Whitney Museum hosts discussion on pandemic equity

AIDS Panel w. Ivy Arce
A program on August 5 featured HIV/AIDS activists who discussed developments in prevention, treatment, and the worldwide fight for vaccine equity.
Donna Aceto

Whitney Biennial artists Ivy Kwan Arce and Julie Tolentino spearheaded a program on August 5 featuring HIV/AIDS activists to discuss developments in prevention, treatment, and the worldwide fight for vaccine equity in order to better confront pandemics — including COVID-19 and HIV/AIDS.

The event, which was held at Whitney Museum of American Art and virtually, was in conjunction with “Echo Position,” a joint effort between Arce and Tolentino to highlight women — especially women of color — in the fight against HIV/AIDS.

The others involved in the discussion were Vuyiseka Dubula, who is the programs director of community mobilization and accountability at Sonke Gender Justice in Cape Town, South Africa; HIV/AIDS activist and researcher Mark Harrington, who is the executive director of Treatment Action Group; STREAM Community Engagement coordinator Ezio Távora dos Santos Filho, whose research specializes in community engagement; and Kenly Sikwese, the coordinator of the African Community Advisory Board aimed at improving access for HIV treatments in sub-Saharan Africa.

The speakers discussed a range of topics surrounding pandemics, including the financial, regulatory, and corporate influences driving barriers to vaccine equity.
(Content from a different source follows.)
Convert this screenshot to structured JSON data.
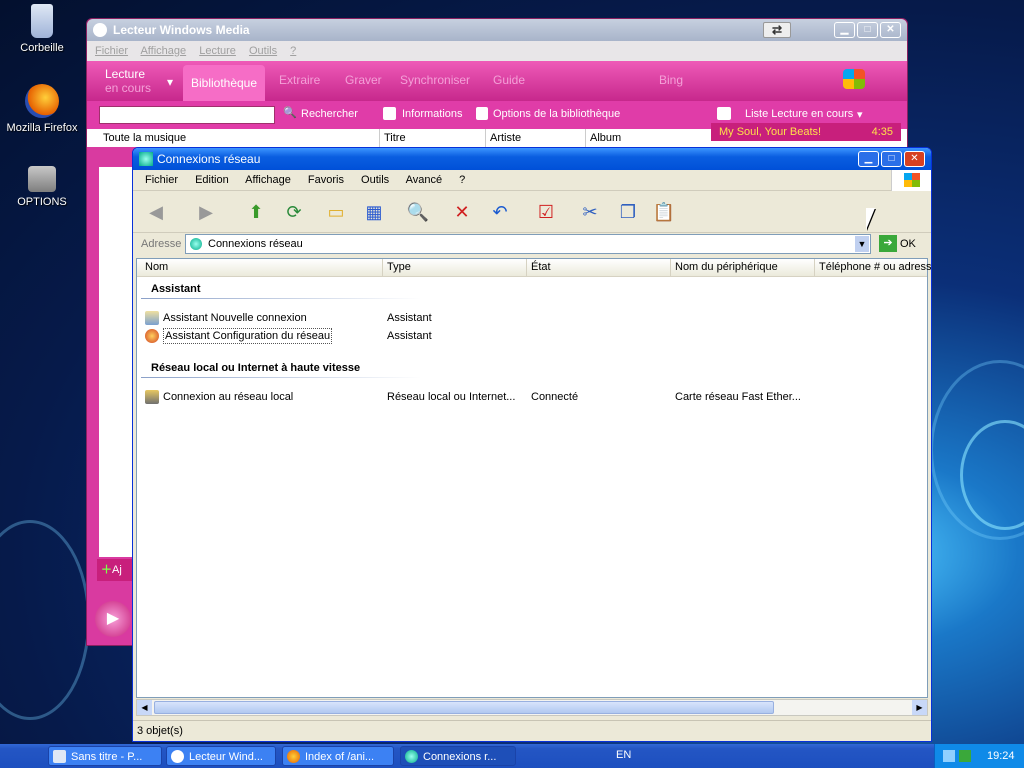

Arce, for example, made it a point to emphasize that there “can be no equity without patent changes” — an issue that had gained wider attention earlier in President Joe Biden’s term when he faced pressure to remove the barriers imposed by patents for COVID-19 vaccines.

Harrington added that while there is the scientific justification for reform, the political will to make a difference is not there.
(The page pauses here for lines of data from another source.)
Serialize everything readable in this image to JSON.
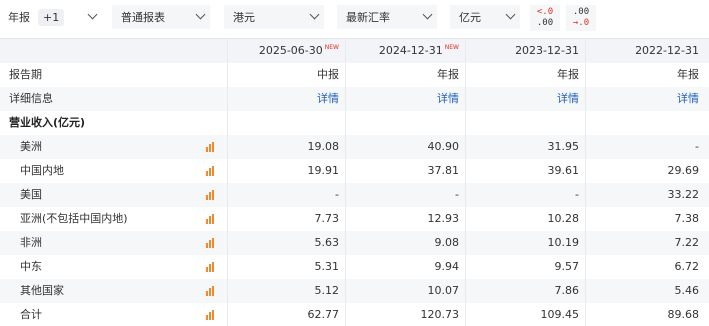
{
  "toolbar": {
    "period_label": "年报",
    "period_badge": "+1",
    "report_type": "普通报表",
    "currency": "港元",
    "rate": "最新汇率",
    "unit": "亿元",
    "dec_less": {
      "top": "<.0",
      "bottom": ".00"
    },
    "dec_more": {
      "top": ".00",
      "bottom": "→.0"
    }
  },
  "table": {
    "columns": [
      {
        "date": "2025-06-30",
        "tag": "NEW"
      },
      {
        "date": "2024-12-31",
        "tag": "NEW"
      },
      {
        "date": "2023-12-31",
        "tag": ""
      },
      {
        "date": "2022-12-31",
        "tag": ""
      }
    ],
    "report_period": {
      "label": "报告期",
      "values": [
        "中报",
        "年报",
        "年报",
        "年报"
      ]
    },
    "details": {
      "label": "详细信息",
      "values": [
        "详情",
        "详情",
        "详情",
        "详情"
      ]
    },
    "section_title": "营业收入(亿元)",
    "rows": [
      {
        "label": "美洲",
        "values": [
          "19.08",
          "40.90",
          "31.95",
          "-"
        ]
      },
      {
        "label": "中国内地",
        "values": [
          "19.91",
          "37.81",
          "39.61",
          "29.69"
        ]
      },
      {
        "label": "美国",
        "values": [
          "-",
          "-",
          "-",
          "33.22"
        ]
      },
      {
        "label": "亚洲(不包括中国内地)",
        "values": [
          "7.73",
          "12.93",
          "10.28",
          "7.38"
        ]
      },
      {
        "label": "非洲",
        "values": [
          "5.63",
          "9.08",
          "10.19",
          "7.22"
        ]
      },
      {
        "label": "中东",
        "values": [
          "5.31",
          "9.94",
          "9.57",
          "6.72"
        ]
      },
      {
        "label": "其他国家",
        "values": [
          "5.12",
          "10.07",
          "7.86",
          "5.46"
        ]
      },
      {
        "label": "合计",
        "values": [
          "62.77",
          "120.73",
          "109.45",
          "89.68"
        ]
      }
    ]
  },
  "colors": {
    "accent": "#e0301e",
    "link": "#1f5fbf",
    "chart_icon": "#f08a2b"
  },
  "icons": {
    "dropdown": "chevron-down-icon",
    "row_chart": "bar-chart-icon"
  }
}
Last month, dozens of advocates delivered a letter to ViiV Healthcare urging its chief executive, Deborah Waterhouse, to lower the costs of injectable PrEP — an emerging HIV prevention tool that involves occasional shots rather than a daily PrEP pill. According to reports, ViiV announced last month that it would open the door for generic versions of the injectable PrEP drug cabotegravir in low and middle income countries.
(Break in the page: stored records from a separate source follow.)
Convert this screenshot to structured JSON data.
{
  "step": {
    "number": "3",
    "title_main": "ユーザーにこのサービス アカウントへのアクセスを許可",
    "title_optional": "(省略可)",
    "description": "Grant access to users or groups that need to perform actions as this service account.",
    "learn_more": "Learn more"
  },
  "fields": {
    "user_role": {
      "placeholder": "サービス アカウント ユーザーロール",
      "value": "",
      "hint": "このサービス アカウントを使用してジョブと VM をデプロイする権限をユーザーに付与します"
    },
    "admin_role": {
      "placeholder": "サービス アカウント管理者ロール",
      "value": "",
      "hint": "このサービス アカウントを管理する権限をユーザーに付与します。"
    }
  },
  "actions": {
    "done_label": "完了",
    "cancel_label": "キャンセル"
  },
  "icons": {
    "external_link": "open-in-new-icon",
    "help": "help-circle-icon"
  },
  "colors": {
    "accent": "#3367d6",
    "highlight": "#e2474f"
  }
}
Ivy Kwan Arce played a leading role in organizing the event.Donna Aceto
Vuyiseka Dubula participated via pre-recorded video.Donna Aceto
Ezio Távora dos Santos Filho speaks at the Whitney Museum.Donna Aceto
Kenly Sikwese engages during the discussion.Donna Aceto